Licking the paws:

A very common symptom of dogs, especially in small dogs, is licking their feet. How many of you have been awakened by the disgusting, slurping sound of your dog gnawing on his/her feet? Why the feet? They have direct contact with the ground where the pollens are, so there is often more inflammation there. Also, they are just easier to reach than any other part of the body.

Skin infections:
There is normally a number of bacteria and yeast cells that take up residence on the skin. They live happily in balance, until something disrupts them. A dog chewing or scratching will do the job. We often see staph infections, especially in the lower belly area. Dogs must have a minimum of three weeks of antibiotics, because dogs’ skin cells turn over every three weeks. So if used for less than three weeks, it will reoccur…guaranteed. Very commonly, dogs will develop secondary yeast infections, which are often mistaken for inhalant allergies if not treated. I see a lot of “allergic dogs” become symptom-free after properly being treated for yeast.

Diarrhea and vomiting:
Just as in people, pets can become intolerant or allergic to a specific protein in the food. When this happens, they can show skin signs and/or gastrointestinal problems. There is a huge amount of misinformation out there regarding food allergies, pet foods, and how to treat them. Right off the bat, there is no quick and easy way to diagnose food allergies. No blood test is reliable in detecting the causative protein. The only way to diagnose is to perform a food trial with a food with a single protein, which the dog has never been exposed to, and a single carbohydrate. Often, people run to the local pet store to find a hypoallergenic diet. You will find many that make that claim, but unfortunately there are no true hypoallergenic diets sold at pet stores. The quality control of the companies making the foods is lacking. Many companies do not even make their own food. A study was performed by Dr. Raditic and associates (Raditic DM, Remillard RL, Tater KC. “ELISA testing for common food antigens in four dry dog foods used in dietary elimination trials.” Journal Animal Physiology Animal Nutrition. October 2010). They analyzed four popular novel protein diets bought from a pet store to see if they were contaminated with any proteins other than the one listed on the label. All the diets had other meats and proteins present, making the food worthless for allergy food trials. To rule out food allergies, a prescription diet is needed and the food trial can take up to 16 weeks. The proteins that most commonly cause allergies are beef, dairy, chicken, and eggs. Interestingly enough, grains are not a common cause of food allergies. Less then one percent of dogs have intolerance or allergies to grains. High protein, low grain diets are the latest fad in pet foods. It is probably a result of the recent increase in people being diagnosed with gluten intolerance.

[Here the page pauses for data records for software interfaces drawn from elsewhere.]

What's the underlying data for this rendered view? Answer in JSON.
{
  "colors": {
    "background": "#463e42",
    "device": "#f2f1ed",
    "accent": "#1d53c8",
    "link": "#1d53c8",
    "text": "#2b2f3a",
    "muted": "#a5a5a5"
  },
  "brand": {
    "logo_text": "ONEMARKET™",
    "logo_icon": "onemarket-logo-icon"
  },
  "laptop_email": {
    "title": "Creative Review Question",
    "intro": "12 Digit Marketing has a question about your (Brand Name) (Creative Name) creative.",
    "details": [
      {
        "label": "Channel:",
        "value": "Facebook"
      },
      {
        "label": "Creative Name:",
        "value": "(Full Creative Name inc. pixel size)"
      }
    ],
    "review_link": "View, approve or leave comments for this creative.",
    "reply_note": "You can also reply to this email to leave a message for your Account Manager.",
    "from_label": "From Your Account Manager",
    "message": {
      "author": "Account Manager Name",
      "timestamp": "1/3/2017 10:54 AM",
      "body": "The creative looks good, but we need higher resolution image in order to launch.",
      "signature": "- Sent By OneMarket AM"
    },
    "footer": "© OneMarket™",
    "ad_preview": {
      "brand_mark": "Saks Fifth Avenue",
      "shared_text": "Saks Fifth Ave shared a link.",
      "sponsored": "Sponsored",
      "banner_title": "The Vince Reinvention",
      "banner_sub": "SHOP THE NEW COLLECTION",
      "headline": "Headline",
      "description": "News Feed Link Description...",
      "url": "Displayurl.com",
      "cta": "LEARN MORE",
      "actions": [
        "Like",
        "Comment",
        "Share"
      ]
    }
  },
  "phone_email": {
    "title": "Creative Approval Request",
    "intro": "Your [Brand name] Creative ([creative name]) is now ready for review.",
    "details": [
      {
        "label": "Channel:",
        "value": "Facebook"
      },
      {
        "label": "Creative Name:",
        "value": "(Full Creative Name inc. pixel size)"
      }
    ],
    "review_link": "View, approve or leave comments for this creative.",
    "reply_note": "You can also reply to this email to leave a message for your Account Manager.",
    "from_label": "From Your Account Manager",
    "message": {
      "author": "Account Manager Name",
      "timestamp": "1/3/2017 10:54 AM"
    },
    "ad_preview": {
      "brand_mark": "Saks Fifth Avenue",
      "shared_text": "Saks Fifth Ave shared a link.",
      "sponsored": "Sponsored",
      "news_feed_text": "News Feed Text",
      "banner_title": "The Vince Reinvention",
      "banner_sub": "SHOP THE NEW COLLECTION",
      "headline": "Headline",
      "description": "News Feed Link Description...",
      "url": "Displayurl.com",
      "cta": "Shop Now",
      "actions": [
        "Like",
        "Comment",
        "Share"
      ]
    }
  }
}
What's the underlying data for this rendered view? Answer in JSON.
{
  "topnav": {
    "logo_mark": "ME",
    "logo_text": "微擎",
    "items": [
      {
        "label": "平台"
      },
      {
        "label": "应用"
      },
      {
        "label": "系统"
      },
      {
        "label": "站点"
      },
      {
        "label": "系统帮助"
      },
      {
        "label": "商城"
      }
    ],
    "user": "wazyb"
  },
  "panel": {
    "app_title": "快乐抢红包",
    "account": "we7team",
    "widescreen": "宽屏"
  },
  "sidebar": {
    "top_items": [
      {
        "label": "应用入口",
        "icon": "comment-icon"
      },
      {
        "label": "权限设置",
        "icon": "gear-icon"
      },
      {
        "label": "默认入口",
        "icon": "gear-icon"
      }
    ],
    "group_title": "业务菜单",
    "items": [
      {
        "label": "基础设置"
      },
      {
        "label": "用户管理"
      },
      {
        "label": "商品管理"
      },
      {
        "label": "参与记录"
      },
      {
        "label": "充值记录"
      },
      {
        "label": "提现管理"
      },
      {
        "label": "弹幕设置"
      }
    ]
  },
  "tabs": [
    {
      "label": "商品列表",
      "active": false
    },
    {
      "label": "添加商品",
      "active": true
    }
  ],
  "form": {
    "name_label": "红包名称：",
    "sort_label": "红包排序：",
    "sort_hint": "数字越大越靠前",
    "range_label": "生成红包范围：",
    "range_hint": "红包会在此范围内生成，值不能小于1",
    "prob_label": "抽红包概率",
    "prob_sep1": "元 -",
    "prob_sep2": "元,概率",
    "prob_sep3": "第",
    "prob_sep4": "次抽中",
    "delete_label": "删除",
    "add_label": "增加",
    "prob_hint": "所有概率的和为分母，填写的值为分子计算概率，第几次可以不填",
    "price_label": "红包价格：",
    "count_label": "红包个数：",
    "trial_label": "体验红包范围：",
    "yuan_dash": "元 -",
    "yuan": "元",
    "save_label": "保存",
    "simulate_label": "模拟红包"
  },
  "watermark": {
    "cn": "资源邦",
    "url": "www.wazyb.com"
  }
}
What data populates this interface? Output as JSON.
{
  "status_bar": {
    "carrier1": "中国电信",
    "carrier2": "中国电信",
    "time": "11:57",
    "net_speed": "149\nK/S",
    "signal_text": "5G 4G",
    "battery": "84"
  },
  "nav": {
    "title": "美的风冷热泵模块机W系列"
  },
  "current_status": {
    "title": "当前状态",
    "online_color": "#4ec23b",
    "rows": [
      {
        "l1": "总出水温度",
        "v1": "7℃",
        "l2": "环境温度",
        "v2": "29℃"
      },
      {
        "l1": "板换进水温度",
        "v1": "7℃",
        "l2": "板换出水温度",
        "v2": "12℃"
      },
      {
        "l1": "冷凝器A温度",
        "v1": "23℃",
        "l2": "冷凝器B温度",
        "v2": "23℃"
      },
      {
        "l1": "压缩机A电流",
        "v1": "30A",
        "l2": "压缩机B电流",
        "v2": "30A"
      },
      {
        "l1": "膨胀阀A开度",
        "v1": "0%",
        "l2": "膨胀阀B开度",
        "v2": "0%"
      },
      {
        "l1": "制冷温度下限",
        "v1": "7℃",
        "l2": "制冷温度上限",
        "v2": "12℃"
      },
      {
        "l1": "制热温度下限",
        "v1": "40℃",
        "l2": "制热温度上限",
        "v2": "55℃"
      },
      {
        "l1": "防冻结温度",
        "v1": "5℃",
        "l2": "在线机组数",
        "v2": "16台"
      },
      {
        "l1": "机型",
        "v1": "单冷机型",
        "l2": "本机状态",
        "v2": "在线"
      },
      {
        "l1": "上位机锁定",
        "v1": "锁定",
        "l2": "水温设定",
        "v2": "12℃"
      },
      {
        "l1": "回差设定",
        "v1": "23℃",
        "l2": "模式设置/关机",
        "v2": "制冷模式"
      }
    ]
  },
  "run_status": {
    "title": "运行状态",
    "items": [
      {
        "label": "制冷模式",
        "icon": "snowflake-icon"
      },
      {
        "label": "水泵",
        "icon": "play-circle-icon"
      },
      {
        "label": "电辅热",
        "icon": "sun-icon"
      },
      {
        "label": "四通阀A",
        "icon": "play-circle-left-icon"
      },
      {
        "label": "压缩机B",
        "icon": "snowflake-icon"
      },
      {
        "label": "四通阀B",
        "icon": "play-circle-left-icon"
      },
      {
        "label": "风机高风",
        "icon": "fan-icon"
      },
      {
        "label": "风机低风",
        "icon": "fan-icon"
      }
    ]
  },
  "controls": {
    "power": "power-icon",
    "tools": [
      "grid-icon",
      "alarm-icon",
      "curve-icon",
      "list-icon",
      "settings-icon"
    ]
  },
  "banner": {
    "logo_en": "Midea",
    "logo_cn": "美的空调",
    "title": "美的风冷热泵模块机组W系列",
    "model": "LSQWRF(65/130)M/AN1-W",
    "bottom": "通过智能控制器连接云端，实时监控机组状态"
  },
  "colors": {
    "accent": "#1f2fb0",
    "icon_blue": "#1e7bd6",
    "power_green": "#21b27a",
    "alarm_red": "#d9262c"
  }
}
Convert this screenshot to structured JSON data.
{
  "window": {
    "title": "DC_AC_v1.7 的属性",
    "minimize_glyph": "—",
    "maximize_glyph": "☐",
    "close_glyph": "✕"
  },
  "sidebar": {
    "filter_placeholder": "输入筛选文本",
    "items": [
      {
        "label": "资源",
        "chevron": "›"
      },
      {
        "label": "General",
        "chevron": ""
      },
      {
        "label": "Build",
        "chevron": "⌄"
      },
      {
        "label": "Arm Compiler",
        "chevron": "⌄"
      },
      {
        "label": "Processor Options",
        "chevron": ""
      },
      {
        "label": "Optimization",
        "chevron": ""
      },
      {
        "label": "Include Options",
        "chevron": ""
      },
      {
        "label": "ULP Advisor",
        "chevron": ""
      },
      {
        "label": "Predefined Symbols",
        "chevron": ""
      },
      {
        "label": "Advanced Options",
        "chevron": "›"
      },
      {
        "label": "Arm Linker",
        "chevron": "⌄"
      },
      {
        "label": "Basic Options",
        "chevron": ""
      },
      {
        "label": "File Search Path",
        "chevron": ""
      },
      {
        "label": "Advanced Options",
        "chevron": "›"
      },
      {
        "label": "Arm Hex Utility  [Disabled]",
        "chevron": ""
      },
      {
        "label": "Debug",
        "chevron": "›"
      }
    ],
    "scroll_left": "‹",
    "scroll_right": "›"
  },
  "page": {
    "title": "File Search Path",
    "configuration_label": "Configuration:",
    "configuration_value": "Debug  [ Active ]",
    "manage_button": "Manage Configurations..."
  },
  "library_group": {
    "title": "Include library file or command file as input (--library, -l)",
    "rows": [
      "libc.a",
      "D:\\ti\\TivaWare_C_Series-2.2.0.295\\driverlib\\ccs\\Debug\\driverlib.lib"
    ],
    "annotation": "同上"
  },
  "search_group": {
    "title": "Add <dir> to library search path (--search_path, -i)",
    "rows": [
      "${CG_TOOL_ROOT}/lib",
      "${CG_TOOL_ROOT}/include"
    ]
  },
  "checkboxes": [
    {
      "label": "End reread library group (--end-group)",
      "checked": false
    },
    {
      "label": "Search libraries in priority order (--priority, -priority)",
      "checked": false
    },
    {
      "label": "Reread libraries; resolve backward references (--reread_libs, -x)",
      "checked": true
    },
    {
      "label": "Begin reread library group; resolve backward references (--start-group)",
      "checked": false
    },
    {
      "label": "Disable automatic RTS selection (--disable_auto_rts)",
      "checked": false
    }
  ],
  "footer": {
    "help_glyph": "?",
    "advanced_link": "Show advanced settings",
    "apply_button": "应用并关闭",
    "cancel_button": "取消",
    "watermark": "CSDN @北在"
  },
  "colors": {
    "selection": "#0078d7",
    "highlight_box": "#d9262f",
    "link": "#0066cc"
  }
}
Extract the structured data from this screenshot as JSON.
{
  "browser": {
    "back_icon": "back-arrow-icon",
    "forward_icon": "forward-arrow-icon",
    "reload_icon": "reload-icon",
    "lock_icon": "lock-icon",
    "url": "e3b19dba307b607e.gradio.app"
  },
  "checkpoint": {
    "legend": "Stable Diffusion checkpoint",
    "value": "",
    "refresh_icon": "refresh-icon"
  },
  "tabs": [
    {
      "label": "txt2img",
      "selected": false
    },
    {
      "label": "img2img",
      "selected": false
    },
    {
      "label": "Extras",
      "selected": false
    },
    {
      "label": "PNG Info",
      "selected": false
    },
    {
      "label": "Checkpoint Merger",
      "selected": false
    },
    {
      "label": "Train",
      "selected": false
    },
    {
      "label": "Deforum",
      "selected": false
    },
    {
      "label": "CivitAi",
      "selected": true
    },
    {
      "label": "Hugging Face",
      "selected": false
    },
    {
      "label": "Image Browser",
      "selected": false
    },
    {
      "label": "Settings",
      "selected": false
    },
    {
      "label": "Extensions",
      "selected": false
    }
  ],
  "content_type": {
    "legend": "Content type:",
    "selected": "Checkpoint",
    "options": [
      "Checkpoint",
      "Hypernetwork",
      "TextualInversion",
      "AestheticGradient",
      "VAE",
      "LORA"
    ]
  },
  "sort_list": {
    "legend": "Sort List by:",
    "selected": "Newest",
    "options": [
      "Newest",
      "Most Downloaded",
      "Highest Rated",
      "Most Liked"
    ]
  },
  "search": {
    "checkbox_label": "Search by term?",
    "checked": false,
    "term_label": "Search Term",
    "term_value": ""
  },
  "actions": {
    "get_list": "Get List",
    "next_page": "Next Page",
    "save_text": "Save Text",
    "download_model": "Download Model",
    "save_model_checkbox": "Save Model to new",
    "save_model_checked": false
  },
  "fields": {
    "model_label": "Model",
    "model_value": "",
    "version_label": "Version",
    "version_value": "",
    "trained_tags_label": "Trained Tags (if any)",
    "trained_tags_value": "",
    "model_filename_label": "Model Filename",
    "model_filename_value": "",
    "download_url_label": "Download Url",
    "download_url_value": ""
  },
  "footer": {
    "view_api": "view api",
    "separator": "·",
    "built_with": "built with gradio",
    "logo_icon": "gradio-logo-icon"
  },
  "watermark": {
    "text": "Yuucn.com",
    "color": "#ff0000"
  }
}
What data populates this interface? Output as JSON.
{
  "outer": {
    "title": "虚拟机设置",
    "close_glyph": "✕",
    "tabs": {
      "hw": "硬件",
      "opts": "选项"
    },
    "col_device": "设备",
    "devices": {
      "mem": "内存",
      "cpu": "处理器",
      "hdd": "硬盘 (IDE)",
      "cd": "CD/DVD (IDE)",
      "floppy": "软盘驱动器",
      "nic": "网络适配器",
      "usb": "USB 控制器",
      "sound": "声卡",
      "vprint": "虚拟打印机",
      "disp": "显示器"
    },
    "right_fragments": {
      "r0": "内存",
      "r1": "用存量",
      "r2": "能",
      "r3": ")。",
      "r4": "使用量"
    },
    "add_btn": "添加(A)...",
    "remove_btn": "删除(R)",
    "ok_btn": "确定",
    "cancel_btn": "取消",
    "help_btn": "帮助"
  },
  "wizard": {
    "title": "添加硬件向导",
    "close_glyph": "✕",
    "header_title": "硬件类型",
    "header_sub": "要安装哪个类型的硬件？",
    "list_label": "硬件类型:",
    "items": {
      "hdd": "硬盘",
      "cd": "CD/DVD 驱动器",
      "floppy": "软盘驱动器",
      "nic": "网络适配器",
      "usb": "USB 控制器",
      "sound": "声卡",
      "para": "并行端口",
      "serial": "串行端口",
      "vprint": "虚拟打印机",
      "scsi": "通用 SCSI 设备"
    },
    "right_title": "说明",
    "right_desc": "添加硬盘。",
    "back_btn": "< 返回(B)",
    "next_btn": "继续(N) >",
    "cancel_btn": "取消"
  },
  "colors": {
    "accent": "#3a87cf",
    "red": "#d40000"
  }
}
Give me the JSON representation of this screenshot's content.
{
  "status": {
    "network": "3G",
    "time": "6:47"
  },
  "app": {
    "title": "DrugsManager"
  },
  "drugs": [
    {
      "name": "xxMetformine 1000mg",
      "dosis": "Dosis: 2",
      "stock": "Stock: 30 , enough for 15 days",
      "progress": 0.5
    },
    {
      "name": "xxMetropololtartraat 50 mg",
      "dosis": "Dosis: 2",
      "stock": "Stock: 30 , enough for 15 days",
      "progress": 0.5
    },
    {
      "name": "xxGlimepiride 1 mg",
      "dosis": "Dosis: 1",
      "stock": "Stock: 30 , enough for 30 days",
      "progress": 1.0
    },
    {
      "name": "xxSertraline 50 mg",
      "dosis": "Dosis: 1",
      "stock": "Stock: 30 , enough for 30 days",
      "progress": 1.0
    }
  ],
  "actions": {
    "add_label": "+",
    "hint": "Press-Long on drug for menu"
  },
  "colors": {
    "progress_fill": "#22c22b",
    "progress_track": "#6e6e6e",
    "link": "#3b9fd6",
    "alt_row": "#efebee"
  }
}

Finally, if you so suspect an allergy of any kind in your pet, please consult your veterinarian to see how you can discover and manage your pet’s condition effectively.

Do you think your dog has allergies after reading this?